It was a pity, because the time was given to me, and I knew that from the outset. Erin's husband (whom I like very much) was out of town over the very three days I had to be there; it was just us long-time girlfriends and the kids. So special.

I'll say, too: I feel my deficiencies as a mom every ding-dang day, but in these moments, I felt in my spirit as if I'd done it: as if I were being the best mom I can be. There are so many things I can't do, or won't, but I sure as h-e-double-matchsticks will load my van up with five kids and drive two days to a friendly beach...a beach unlike the one near home...a beach where the waters are clear and the waves are gentle. No clinging, hovering mom required. Priceless.

We'd found this teapot while thrift shopping earlier in the day, and the kids filled it with shells.
I see it on the porch every day and remember Honeymoon Island.

So, Sam has this odd knack for finding things with his toes...

Every now and then, an "arm" would shoot out, and everyone would squeal.

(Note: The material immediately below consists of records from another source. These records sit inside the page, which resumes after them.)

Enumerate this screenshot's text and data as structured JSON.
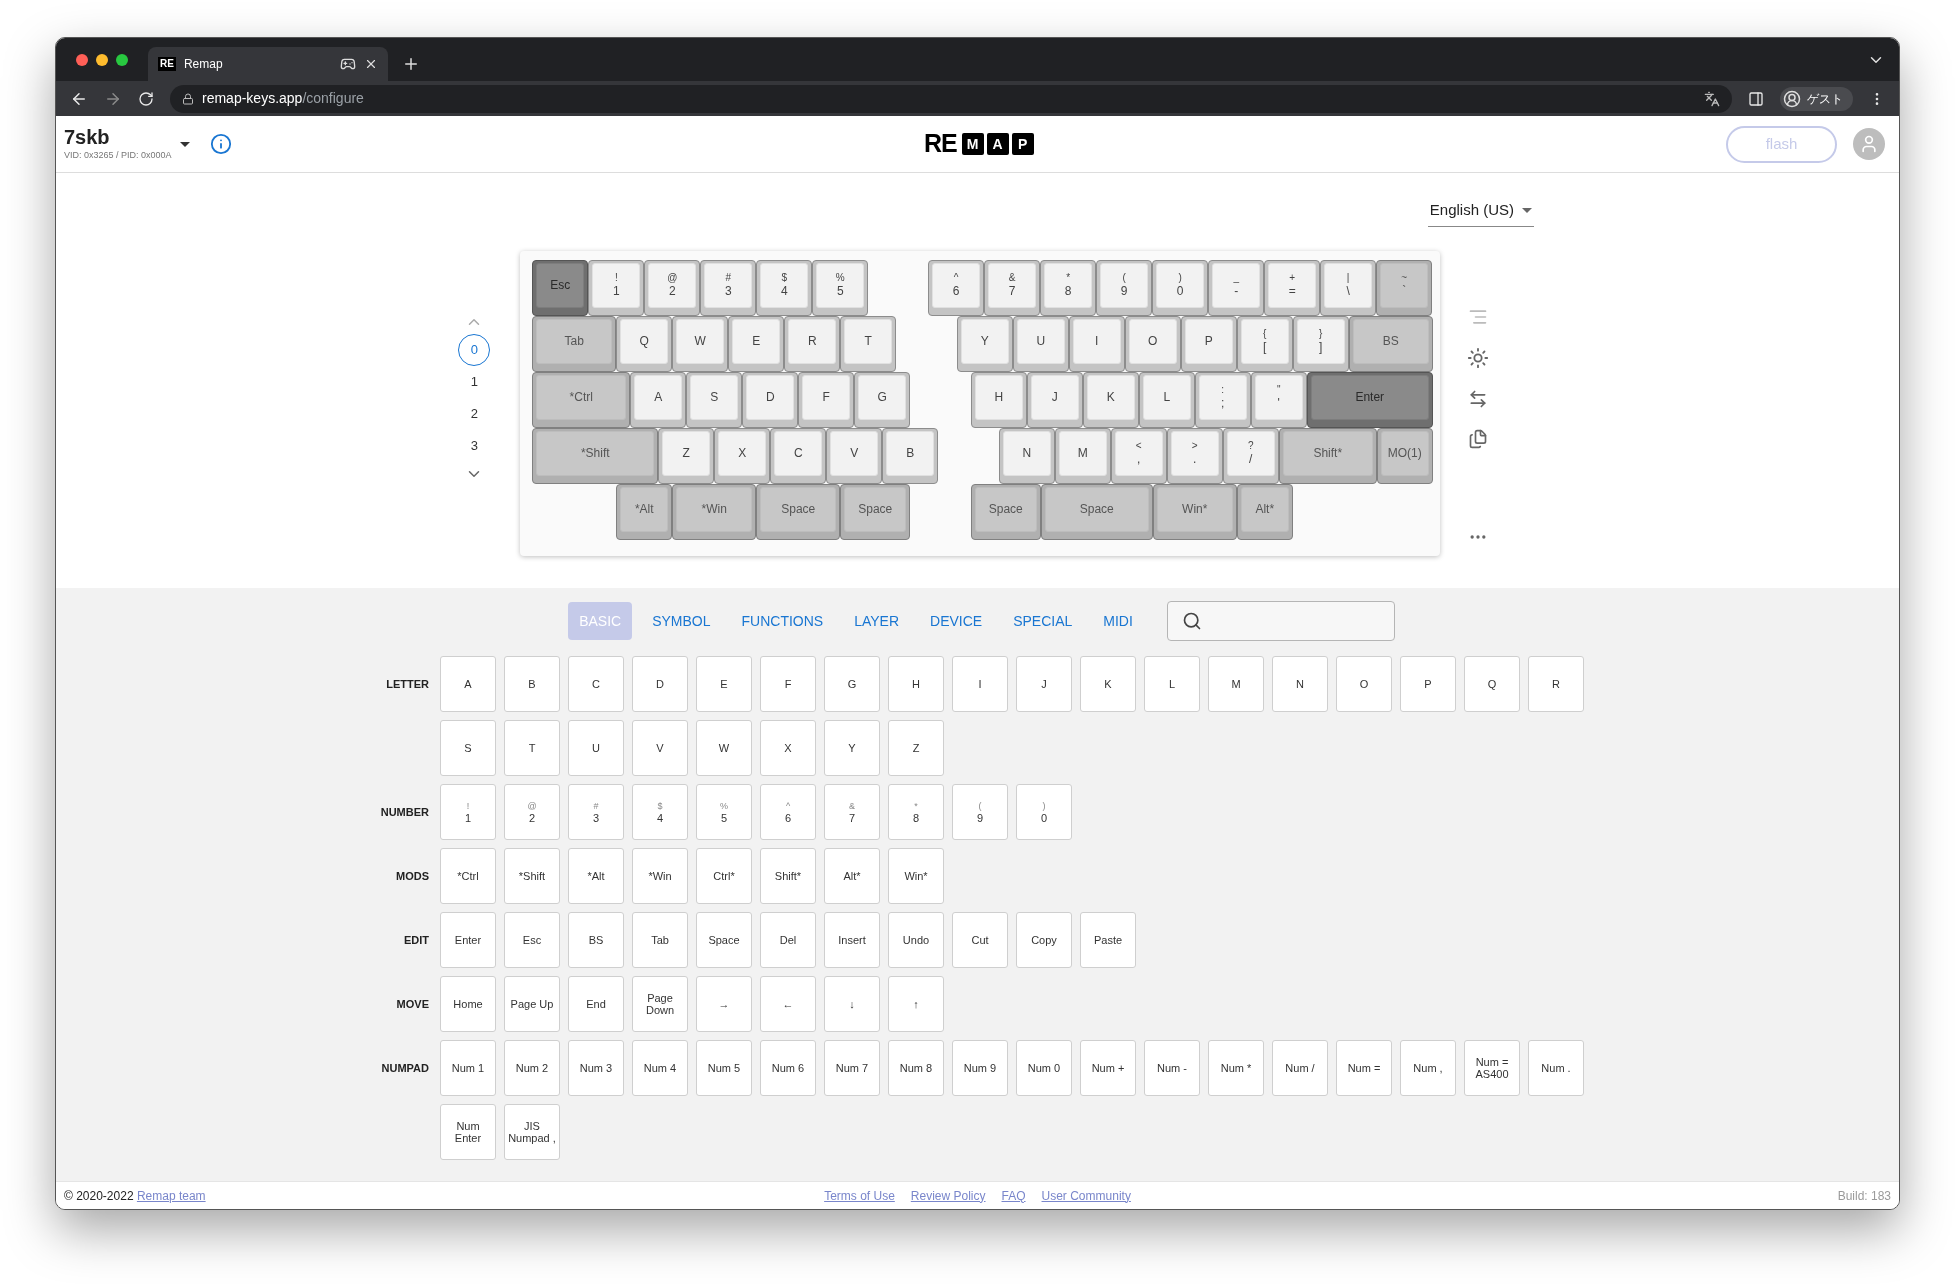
{
  "browser": {
    "tab": {
      "favicon": "RE",
      "title": "Remap"
    },
    "address": {
      "host": "remap-keys.app",
      "path": "/configure"
    },
    "profile": "ゲスト"
  },
  "header": {
    "device": "7skb",
    "ids": "VID: 0x3265 / PID: 0x000A",
    "logo": {
      "plain": "RE",
      "boxed": [
        "M",
        "A",
        "P"
      ]
    },
    "flash_button": {
      "label": "flash",
      "disabled": true
    }
  },
  "language": "English (US)",
  "layers": [
    {
      "label": "0",
      "selected": true
    },
    {
      "label": "1",
      "selected": false
    },
    {
      "label": "2",
      "selected": false
    },
    {
      "label": "3",
      "selected": false
    }
  ],
  "keyboard": {
    "keys": [
      {
        "label": "Esc",
        "kind": "active"
      },
      {
        "top": "!",
        "label": "1",
        "kind": "letter"
      },
      {
        "top": "@",
        "label": "2",
        "kind": "letter"
      },
      {
        "top": "#",
        "label": "3",
        "kind": "letter"
      },
      {
        "top": "$",
        "label": "4",
        "kind": "letter"
      },
      {
        "top": "%",
        "label": "5",
        "kind": "letter"
      },
      {
        "top": "^",
        "label": "6",
        "kind": "letter"
      },
      {
        "top": "&",
        "label": "7",
        "kind": "letter"
      },
      {
        "top": "*",
        "label": "8",
        "kind": "letter"
      },
      {
        "top": "(",
        "label": "9",
        "kind": "letter"
      },
      {
        "top": ")",
        "label": "0",
        "kind": "letter"
      },
      {
        "top": "_",
        "label": "-",
        "kind": "letter"
      },
      {
        "top": "+",
        "label": "=",
        "kind": "letter"
      },
      {
        "top": "|",
        "label": "\\",
        "kind": "letter"
      },
      {
        "top": "~",
        "label": "`",
        "kind": "modifier"
      },
      {
        "label": "Tab",
        "kind": "modifier"
      },
      {
        "label": "Q",
        "kind": "letter"
      },
      {
        "label": "W",
        "kind": "letter"
      },
      {
        "label": "E",
        "kind": "letter"
      },
      {
        "label": "R",
        "kind": "letter"
      },
      {
        "label": "T",
        "kind": "letter"
      },
      {
        "label": "Y",
        "kind": "letter"
      },
      {
        "label": "U",
        "kind": "letter"
      },
      {
        "label": "I",
        "kind": "letter"
      },
      {
        "label": "O",
        "kind": "letter"
      },
      {
        "label": "P",
        "kind": "letter"
      },
      {
        "top": "{",
        "label": "[",
        "kind": "letter"
      },
      {
        "top": "}",
        "label": "]",
        "kind": "letter"
      },
      {
        "label": "BS",
        "kind": "modifier"
      },
      {
        "label": "*Ctrl",
        "kind": "modifier"
      },
      {
        "label": "A",
        "kind": "letter"
      },
      {
        "label": "S",
        "kind": "letter"
      },
      {
        "label": "D",
        "kind": "letter"
      },
      {
        "label": "F",
        "kind": "letter"
      },
      {
        "label": "G",
        "kind": "letter"
      },
      {
        "label": "H",
        "kind": "letter"
      },
      {
        "label": "J",
        "kind": "letter"
      },
      {
        "label": "K",
        "kind": "letter"
      },
      {
        "label": "L",
        "kind": "letter"
      },
      {
        "top": ":",
        "label": ";",
        "kind": "letter"
      },
      {
        "top": "\"",
        "label": "'",
        "kind": "letter"
      },
      {
        "label": "Enter",
        "kind": "active"
      },
      {
        "label": "*Shift",
        "kind": "modifier"
      },
      {
        "label": "Z",
        "kind": "letter"
      },
      {
        "label": "X",
        "kind": "letter"
      },
      {
        "label": "C",
        "kind": "letter"
      },
      {
        "label": "V",
        "kind": "letter"
      },
      {
        "label": "B",
        "kind": "letter"
      },
      {
        "label": "N",
        "kind": "letter"
      },
      {
        "label": "M",
        "kind": "letter"
      },
      {
        "top": "<",
        "label": ",",
        "kind": "letter"
      },
      {
        "top": ">",
        "label": ".",
        "kind": "letter"
      },
      {
        "top": "?",
        "label": "/",
        "kind": "letter"
      },
      {
        "label": "Shift*",
        "kind": "modifier"
      },
      {
        "label": "MO(1)",
        "kind": "modifier"
      },
      {
        "label": "*Alt",
        "kind": "modifier"
      },
      {
        "label": "*Win",
        "kind": "modifier"
      },
      {
        "label": "Space",
        "kind": "modifier"
      },
      {
        "label": "Space",
        "kind": "modifier"
      },
      {
        "label": "Space",
        "kind": "modifier"
      },
      {
        "label": "Space",
        "kind": "modifier"
      },
      {
        "label": "Win*",
        "kind": "modifier"
      },
      {
        "label": "Alt*",
        "kind": "modifier"
      }
    ]
  },
  "palette": {
    "tabs": [
      {
        "label": "BASIC",
        "selected": true
      },
      {
        "label": "SYMBOL",
        "selected": false
      },
      {
        "label": "FUNCTIONS",
        "selected": false
      },
      {
        "label": "LAYER",
        "selected": false
      },
      {
        "label": "DEVICE",
        "selected": false
      },
      {
        "label": "SPECIAL",
        "selected": false
      },
      {
        "label": "MIDI",
        "selected": false
      }
    ],
    "groups": [
      {
        "name": "LETTER",
        "keys": [
          {
            "label": "A"
          },
          {
            "label": "B"
          },
          {
            "label": "C"
          },
          {
            "label": "D"
          },
          {
            "label": "E"
          },
          {
            "label": "F"
          },
          {
            "label": "G"
          },
          {
            "label": "H"
          },
          {
            "label": "I"
          },
          {
            "label": "J"
          },
          {
            "label": "K"
          },
          {
            "label": "L"
          },
          {
            "label": "M"
          },
          {
            "label": "N"
          },
          {
            "label": "O"
          },
          {
            "label": "P"
          },
          {
            "label": "Q"
          },
          {
            "label": "R"
          },
          {
            "label": "S"
          },
          {
            "label": "T"
          },
          {
            "label": "U"
          },
          {
            "label": "V"
          },
          {
            "label": "W"
          },
          {
            "label": "X"
          },
          {
            "label": "Y"
          },
          {
            "label": "Z"
          }
        ]
      },
      {
        "name": "NUMBER",
        "keys": [
          {
            "top": "!",
            "label": "1"
          },
          {
            "top": "@",
            "label": "2"
          },
          {
            "top": "#",
            "label": "3"
          },
          {
            "top": "$",
            "label": "4"
          },
          {
            "top": "%",
            "label": "5"
          },
          {
            "top": "^",
            "label": "6"
          },
          {
            "top": "&",
            "label": "7"
          },
          {
            "top": "*",
            "label": "8"
          },
          {
            "top": "(",
            "label": "9"
          },
          {
            "top": ")",
            "label": "0"
          }
        ]
      },
      {
        "name": "MODS",
        "keys": [
          {
            "label": "*Ctrl"
          },
          {
            "label": "*Shift"
          },
          {
            "label": "*Alt"
          },
          {
            "label": "*Win"
          },
          {
            "label": "Ctrl*"
          },
          {
            "label": "Shift*"
          },
          {
            "label": "Alt*"
          },
          {
            "label": "Win*"
          }
        ]
      },
      {
        "name": "EDIT",
        "keys": [
          {
            "label": "Enter"
          },
          {
            "label": "Esc"
          },
          {
            "label": "BS"
          },
          {
            "label": "Tab"
          },
          {
            "label": "Space"
          },
          {
            "label": "Del"
          },
          {
            "label": "Insert"
          },
          {
            "label": "Undo"
          },
          {
            "label": "Cut"
          },
          {
            "label": "Copy"
          },
          {
            "label": "Paste"
          }
        ]
      },
      {
        "name": "MOVE",
        "keys": [
          {
            "label": "Home"
          },
          {
            "label": "Page Up"
          },
          {
            "label": "End"
          },
          {
            "label": "Page Down"
          },
          {
            "label": "→"
          },
          {
            "label": "←"
          },
          {
            "label": "↓"
          },
          {
            "label": "↑"
          }
        ]
      },
      {
        "name": "NUMPAD",
        "keys": [
          {
            "label": "Num 1"
          },
          {
            "label": "Num 2"
          },
          {
            "label": "Num 3"
          },
          {
            "label": "Num 4"
          },
          {
            "label": "Num 5"
          },
          {
            "label": "Num 6"
          },
          {
            "label": "Num 7"
          },
          {
            "label": "Num 8"
          },
          {
            "label": "Num 9"
          },
          {
            "label": "Num 0"
          },
          {
            "label": "Num +"
          },
          {
            "label": "Num -"
          },
          {
            "label": "Num *"
          },
          {
            "label": "Num /"
          },
          {
            "label": "Num ="
          },
          {
            "label": "Num ,"
          },
          {
            "label": "Num = AS400"
          },
          {
            "label": "Num ."
          },
          {
            "label": "Num Enter"
          },
          {
            "label": "JIS Numpad ,"
          }
        ]
      }
    ]
  },
  "footer": {
    "copyright": "© 2020-2022",
    "team_link": "Remap team",
    "links": [
      "Terms of Use",
      "Review Policy",
      "FAQ",
      "User Community"
    ],
    "build": "Build: 183"
  }
}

Back at Erin's, everyone bathed/showered (Chip in the kitchen sink); ate; and conked out. The next morning, Chip and I opened and locked eyes. Facing me on the air mattress where we'd been sleeping, he smiled and said sleepily: "Thank you, Mama. Thank you for bringing me to the beach." And I thought, again: I've done the right thing, coming here, and it's already been worth it.